With the pictures omitted, output word for word the lines from the one containing "Enumerate this screenshot's" through the end of the records.

(Beginning of DATA IN THIS EXERCISE)

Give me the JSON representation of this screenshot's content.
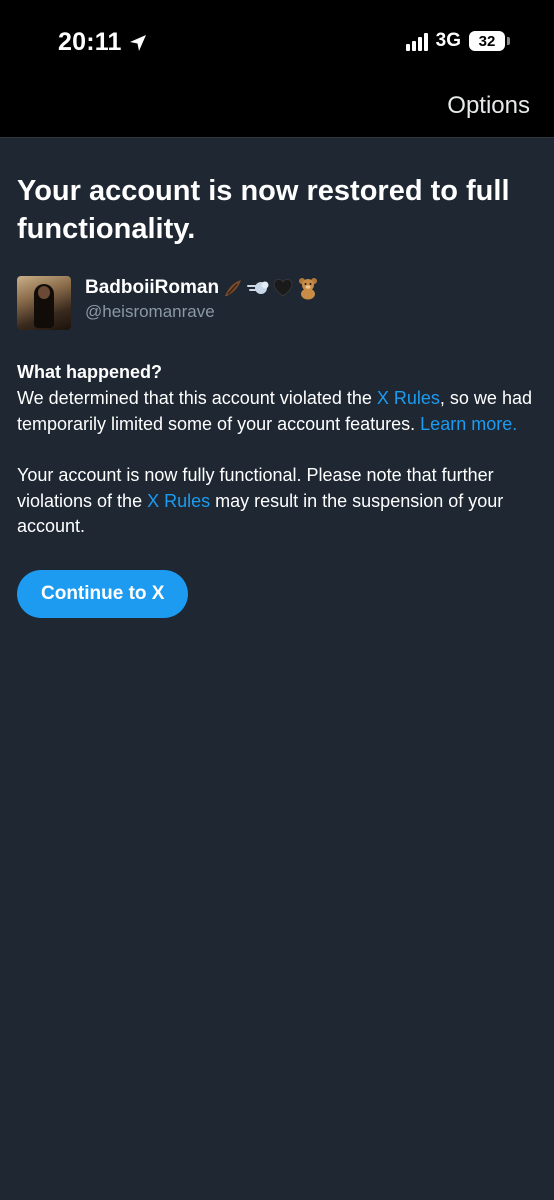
{
  "status_bar": {
    "time": "20:11",
    "network": "3G",
    "battery": "32"
  },
  "nav": {
    "options_label": "Options"
  },
  "main": {
    "title": "Your account is now restored to full functionality.",
    "user": {
      "display_name": "BadboiiRoman",
      "handle": "@heisromanrave"
    },
    "what_happened_heading": "What happened?",
    "para1": {
      "before": "We determined that this account violated the ",
      "link": "X Rules",
      "middle": ", so we had temporarily limited some of your account features. ",
      "learn_more": "Learn more."
    },
    "para2": {
      "before": "Your account is now fully functional. Please note that further violations of the ",
      "link": "X Rules",
      "after": " may result in the suspension of your account."
    },
    "continue_label": "Continue to X"
  },
  "colors": {
    "background": "#1e2732",
    "link": "#1d9bf0",
    "button": "#1d9bf0"
  }
}
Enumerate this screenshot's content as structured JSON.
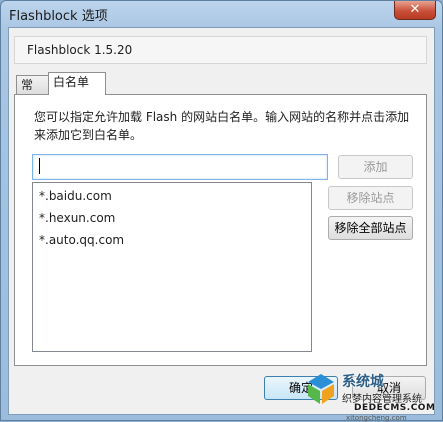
{
  "window": {
    "title": "Flashblock 选项",
    "close_glyph": "✕"
  },
  "header": {
    "version": "Flashblock 1.5.20"
  },
  "tabs": [
    {
      "label": "常规",
      "active": false
    },
    {
      "label": "白名单",
      "active": true
    }
  ],
  "whitelist": {
    "description": "您可以指定允许加载 Flash 的网站白名单。输入网站的名称并点击添加来添加它到白名单。",
    "input_value": "",
    "add_label": "添加",
    "remove_label": "移除站点",
    "remove_all_label": "移除全部站点",
    "sites": [
      "*.baidu.com",
      "*.hexun.com",
      "*.auto.qq.com"
    ]
  },
  "footer": {
    "ok_label": "确定",
    "cancel_label": "取消"
  },
  "watermark": {
    "brand": "系统城",
    "sub": "织梦内容管理系统",
    "url": "DEDECMS.COM",
    "tiny": "xitongcheng.com"
  },
  "colors": {
    "title_bar": "#a9c6e4",
    "close_button": "#c9503a",
    "focus_border": "#3c7fb1"
  }
}
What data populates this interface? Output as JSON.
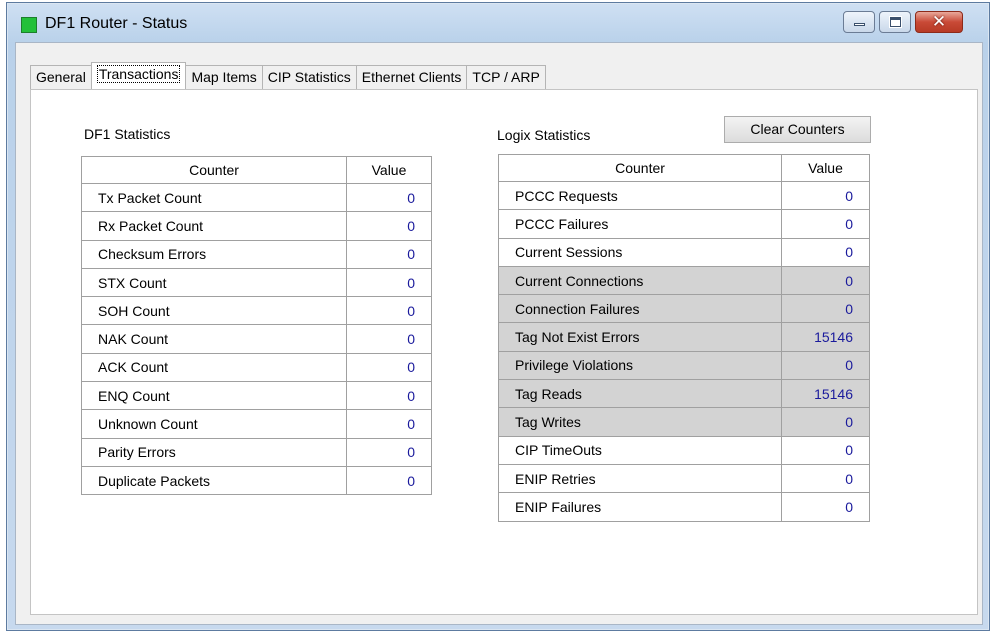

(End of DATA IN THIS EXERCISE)

> **YOUR SOLUTION**
Enumerate this screenshot's content as structured JSON.
{
  "window": {
    "title": "Flashblock 选项",
    "close_glyph": "✕"
  },
  "header": {
    "version": "Flashblock 1.5.20"
  },
  "tabs": [
    {
      "label": "常规",
      "active": false
    },
    {
      "label": "白名单",
      "active": true
    }
  ],
  "whitelist": {
    "description": "您可以指定允许加载 Flash 的网站白名单。输入网站的名称并点击添加来添加它到白名单。",
    "input_value": "",
    "add_label": "添加",
    "remove_label": "移除站点",
    "remove_all_label": "移除全部站点",
    "sites": [
      "*.baidu.com",
      "*.hexun.com",
      "*.auto.qq.com"
    ]
  },
  "footer": {
    "ok_label": "确定",
    "cancel_label": "取消"
  },
  "watermark": {
    "brand": "系统城",
    "sub": "织梦内容管理系统",
    "url": "DEDECMS.COM",
    "tiny": "xitongcheng.com"
  },
  "colors": {
    "title_bar": "#a9c6e4",
    "close_button": "#c9503a",
    "focus_border": "#3c7fb1"
  }
}
What data populates this interface? Output as JSON.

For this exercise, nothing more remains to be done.